A standard “zinc-air” battery lasts anywhere from three to 22 days, depending upon the type of hearing aid, the capacity of the battery, and the amount of hearing aid use throughout each day. The smallest hearing aid batteries, used for 12 to 16 hours per day, may need to be changed every three or four days, while the largest hearing aid batteries used for only a couple hours each day may go several weeks without needing to be changed.

Non-rechargeable Batteries

To minimize battery drain, open the battery door when the hearing aid is not in use. That will turn the hearing aid off and help to dry out any accumulated moisture. But if the hearing aids won’t be used for an extended period of time (overnight, for instance), removing the battery entirely is the best method.

When storing batteries, keep them at normal room temperature (not refrigerated). When the battery dies, it should be removed. A completely discharged battery may swell and become difficult to remove from the small device.

How Do I Know When to Change My Batteries?

There are a few ways to know when to change batteries. Some hearing aids will emit a small beeping sound when the battery is low, while some will speak to the user, stating that a change of batteries is needed.
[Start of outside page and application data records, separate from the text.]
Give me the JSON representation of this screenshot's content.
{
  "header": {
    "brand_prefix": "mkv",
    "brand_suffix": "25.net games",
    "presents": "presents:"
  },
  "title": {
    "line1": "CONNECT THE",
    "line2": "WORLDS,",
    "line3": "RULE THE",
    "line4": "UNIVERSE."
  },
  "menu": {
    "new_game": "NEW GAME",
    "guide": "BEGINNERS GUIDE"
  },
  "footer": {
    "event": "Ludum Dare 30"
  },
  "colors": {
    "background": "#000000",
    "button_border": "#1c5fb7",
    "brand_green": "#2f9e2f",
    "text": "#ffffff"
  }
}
Hearing aids that don’t emit warnings typically worsen in sound quality, become distorted, or simply die altogether. The hearing aids may become more quiet before the batteries die — an indication that it’s time to change them.

Note: If a change of batteries does not alleviate this problem, the device may be damaged, and it should be looked at by a hearing care provider.

To insert or replace batteries:

    Clean dirt or oil from your hands so the tiny holes in the battery don’t get clogged.

  1. Open battery door using nail grip.
  2. Remove old battery (if necessary).
  3. Remove new battery from package, and pull protective tab from battery. If possible, let the battery rest for 2-5 minutes so it can become fully activated with the air entering the holes.
  4. The “+” sign on the flat side of the battery should face up in the battery door.
  5. When battery is secure, close door.
How-To Videos

Different Types of Batteries

There are four main sizes of batteries, each with a specific color-coded package: size 10 (yellow), size 13 (orange), size 312 (brown), and size 675 (blue). The battery size you need is typically based on the size and style of your hearing aid.

Standard hearing aid batteries are zinc-air, which are activated when exposed to air, so it is very important to keep them sealed in their packages prior to use. Keep batteries isolated from each other and from metal objects. Don’t remove the seal on a battery until 2-5 minutes before you want to insert into your hearing aid.

Battery Tips:

  1. To help determine if a dead battery is the reason your hearing aid doesn’t work well, check the battery with a battery tester, or if you have another hearing aid that is working well, try the questionable battery in it.
  2. Removing the battery tab allows air to enter through the tiny holes. It will take 2-5 minutes for the air to to fully activate the battery.
  3. Do not force the battery door shut, as it may result in damage to the hearing aid or a broken battery compartment. If the door does not close correctly, check to see if the battery is correctly inserted.
  4. Do not force the battery door open too far, as it may result in damage.
  5. Dispose of used batteries immediately in a trash receptacle. Used batteries can harm children or pets if ingested.
  6. Use of a hearing aid multicleaning tool with a magnetic end may be helpful in handling the batteries.